I recently had a couple of girlfriends over on a hot summer Saturday afternoon. I put a bottle of rosé into the fridge to chill. I would say it was in the fridge for a little over an hour before I pulled it out, opened the bottle, poured myself a small taste, smelled it….very hot and acidic, but fruit notes were in there somewhere. I thought, sometimes a wine just needs to breath a minute. But I wasn’t sure if it was off. I smelled it again and tasted ……. Eeeegh! Ok, maybe the awful taste was from the fact that I brushed my teeth earlier and the lingering taste of peppermint with wine was not melding well. I rinsed my mouth with water, drank some water, and tried the wine again…….Aoooaaack! All in the while, my girlfriends had stopped chatting and were giving me quizzical looks with disgust.
I took my small taster glass over to my husband (he has an excellent nose) who smelled it and said, “Nope, this has turned. I wouldn’t drink it.”
Usually if a wine is bad or turned as they say it is pretty distinct. Wine changes due to the slow exposure to air and the bacteria living in the wine. Bacteria feed off of the sugar/alcohol and found in wine. Over time the bacteria can convert the alcohol to acetic acid which is, vinegar. However, there are those rare times, perhaps, it hasn’t fully turned or its just “off”.
The wine was composed of 70% Syrah, and 30% Viognier. I had even tasted it at the winery before I bought it so I know it could taste amazing.

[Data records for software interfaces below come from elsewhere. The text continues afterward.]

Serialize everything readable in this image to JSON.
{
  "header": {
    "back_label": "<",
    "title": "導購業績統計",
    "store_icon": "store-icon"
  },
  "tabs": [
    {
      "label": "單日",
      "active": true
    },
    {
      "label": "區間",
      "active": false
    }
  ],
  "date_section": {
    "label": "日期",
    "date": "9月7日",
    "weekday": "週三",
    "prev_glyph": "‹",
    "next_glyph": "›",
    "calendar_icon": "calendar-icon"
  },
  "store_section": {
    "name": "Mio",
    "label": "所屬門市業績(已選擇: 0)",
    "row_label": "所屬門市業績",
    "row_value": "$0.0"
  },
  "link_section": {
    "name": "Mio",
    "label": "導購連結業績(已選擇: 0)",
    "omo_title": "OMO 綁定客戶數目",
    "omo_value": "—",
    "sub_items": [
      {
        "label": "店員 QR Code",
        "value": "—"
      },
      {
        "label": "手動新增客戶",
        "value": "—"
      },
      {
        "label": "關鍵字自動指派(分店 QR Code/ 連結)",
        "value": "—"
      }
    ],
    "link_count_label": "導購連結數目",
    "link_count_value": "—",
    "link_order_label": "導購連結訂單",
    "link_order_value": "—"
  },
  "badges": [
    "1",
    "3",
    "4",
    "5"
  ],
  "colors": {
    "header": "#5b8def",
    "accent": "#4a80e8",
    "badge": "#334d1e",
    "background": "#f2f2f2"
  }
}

So, how do you know if a wine has turned?
From previous experience it was pretty obvious, it smelled and tasted like vinegar. Or it smelled like hot water with a metallic edge to it. But there is definitely heat. Although, this time around was slightly different. The wine had a very hot and acidic smell to it but sometimes a Pinot Noir does as well the first time you open it which could be due to the sulfur addition made just before bottling. Or that the wine just needs to be oxidized a little and allowed to breath. Big reds tend to need this.
Another possibility as to why the wine turned; time. I had bought the bottle during the beginning of the summer of 2016. There were a couple of hot days that summer and the wine is not stored in a cellar or temperature appropriate location. The vintage was 2014. Therefore, there are a lot of factors that could influence the turning of a wine. Personally, I should have drank the rosé (also biodynamically harvested and produced) the summer I bought it. I have yet to find a biodynamic and organic wine that I can hold onto for while. Don’t get me wrong, I do enjoy them and have tasted some that were truly memorable but they don’t seem to hold for a long period of time.
My best guess is if it smells like vinegar, heat is escaping from the top, and it tastes like vinegar, urine, and minerals…..I would advice against drinking it. Besides, that doesn’t sound like something you would want to enjoy or share with friends.
This article does not contain the producer of the wine described. Due to the protection of the producer. At the time of purchase the wine tasted great.